Let’s be honest, Nintendo is the Green Peace of the gaming world. I’ve tried taking my Mario, Zelda, and Metroid cartridges to the local recycling center, but they don’t seem to get the idea that these are franchises that continuously get rinsed out and reused. As all of these franchises are in their twenties now, you’d think there’d be confusion about where to go and what to do with their lives. But they keep moving forward, and the question becomes whether or not the games themselves remain quality.
The newest Zelda installment on the DS, Spirit Tracks, promises that as long as there is a platform for him, Link will be grappling and boomeranging his way to Zelda, whether by plane, train, or sail boat.
In the cell shaded tradition of Wind Waker and Phantom Hourglass, this new Zelda brings clever dungeons, exploration, and puzzle solving to the DS. I would go into more about boomerangs and bombs, but I’m sure telling you what a Zelda game entails is like describing how a steering wheel works; so I’ll tell you what I got to play on the E3 floor.
The first level I was able to play was to experience controlling the train itself which I hope will lead to a review entitled “The Little Zelda that Could.” All movement and commands are performed by the stylus. A lever appears in the right part of the screen to control the speed and direction of the train and you even get to pull on the train whistle to warn animals to get out of your way. When you hit an animal (and fail to kill it), the animal will exact sweet vengeance upon your vehicle and take away a heart. You’ll have to take care to not unbalance the nature of your surroundings.
While on the train, you’re able to attack by tapping on animals or enemies in your path, and cannonballs will launch from what I can only assume are cannons installed on the front of your locomotive – perhaps it’s a pirate train, or they couldn’t fit them on the boat in Wind Waker. My only issue with the train is that, as your transit, it has to be compelling enough to enjoy. The boat and ocean in Wind Waker had a majestic, whimsical feel to it, especially using the wind to navigate to your destination. While people still complained about transit time, there was something surreal about being on the water. The train does not inspire the same seamless quality of travel. It feels stagnated and gimmicky.
On the other hand, the other two levels available held promise. The dungeon level featured a phantom that Link was able to control with the stylus. In a fire-ridden dungeon, a phantom immune to fire can act like a boat across lava, or as a shield for fire-shooting walls. A secondary partner in these dungeons also allows for versatility in timing and switch puzzles.
You can expect some interesting solutions to age-old Link dilemmas. During the course of the demo, a whirlwind power was given to Link and he was able to blow himself across chasms or engage draw bridges.
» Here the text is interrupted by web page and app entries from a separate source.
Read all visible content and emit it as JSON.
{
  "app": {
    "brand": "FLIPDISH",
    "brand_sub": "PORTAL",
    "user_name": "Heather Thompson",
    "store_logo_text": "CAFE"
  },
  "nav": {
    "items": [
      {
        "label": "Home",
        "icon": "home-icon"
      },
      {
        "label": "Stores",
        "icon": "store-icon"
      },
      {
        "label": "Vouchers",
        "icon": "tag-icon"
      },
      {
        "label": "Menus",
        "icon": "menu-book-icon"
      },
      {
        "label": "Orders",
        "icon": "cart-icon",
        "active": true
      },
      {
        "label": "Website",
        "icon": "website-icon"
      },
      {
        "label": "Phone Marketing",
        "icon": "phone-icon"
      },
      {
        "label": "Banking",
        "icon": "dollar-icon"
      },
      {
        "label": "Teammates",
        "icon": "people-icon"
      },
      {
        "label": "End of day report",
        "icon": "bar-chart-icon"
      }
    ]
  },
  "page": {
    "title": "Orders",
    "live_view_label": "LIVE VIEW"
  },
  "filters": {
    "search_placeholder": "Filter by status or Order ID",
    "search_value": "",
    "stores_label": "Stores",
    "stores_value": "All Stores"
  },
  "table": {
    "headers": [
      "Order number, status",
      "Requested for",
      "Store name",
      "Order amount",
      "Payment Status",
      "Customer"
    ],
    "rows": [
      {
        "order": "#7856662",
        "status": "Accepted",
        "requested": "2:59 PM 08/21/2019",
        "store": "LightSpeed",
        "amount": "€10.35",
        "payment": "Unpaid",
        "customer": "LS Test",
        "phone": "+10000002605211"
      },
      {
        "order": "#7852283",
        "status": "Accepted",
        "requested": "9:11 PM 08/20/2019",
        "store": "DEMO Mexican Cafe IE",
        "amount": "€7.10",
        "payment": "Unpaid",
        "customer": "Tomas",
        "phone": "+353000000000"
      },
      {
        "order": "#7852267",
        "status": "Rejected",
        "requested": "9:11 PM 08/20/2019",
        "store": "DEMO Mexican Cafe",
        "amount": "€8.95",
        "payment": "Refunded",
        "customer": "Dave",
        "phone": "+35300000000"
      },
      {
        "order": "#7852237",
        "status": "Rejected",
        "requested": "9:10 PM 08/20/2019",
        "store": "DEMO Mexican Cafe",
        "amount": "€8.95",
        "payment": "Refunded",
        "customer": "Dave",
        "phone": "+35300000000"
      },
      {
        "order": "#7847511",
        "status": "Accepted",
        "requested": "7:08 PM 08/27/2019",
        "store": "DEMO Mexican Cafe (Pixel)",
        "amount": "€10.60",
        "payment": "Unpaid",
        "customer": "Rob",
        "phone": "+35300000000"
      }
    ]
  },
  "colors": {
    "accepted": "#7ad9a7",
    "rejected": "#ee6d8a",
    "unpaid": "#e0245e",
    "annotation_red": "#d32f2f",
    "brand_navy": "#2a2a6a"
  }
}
The boss available to fight also required the use of the whirlwind to lift bombs in the air to hit it, and entailed the same clever simplicity of previous Zelda titles.
When all is said and done, it’s Zelda. While I’m not expecting much out of the transit system, I do think that, like most other Zelda titles, the same formula and inventiveness will prevail. Will it be groundbreaking? No. Will it be fun? Absolutely. Nothing short of the apocalypse can stop Zelda from re-returning to our fingertips, and for those who love the ever evolving Link adventure, things couldn’t look better for you. Pick up your recycling during Q4 of 2009.
If you’re interested in reading about more games that we played at E3, have a little snoop around Gamer Limit… we were lucky to check out rather a lot. Register here.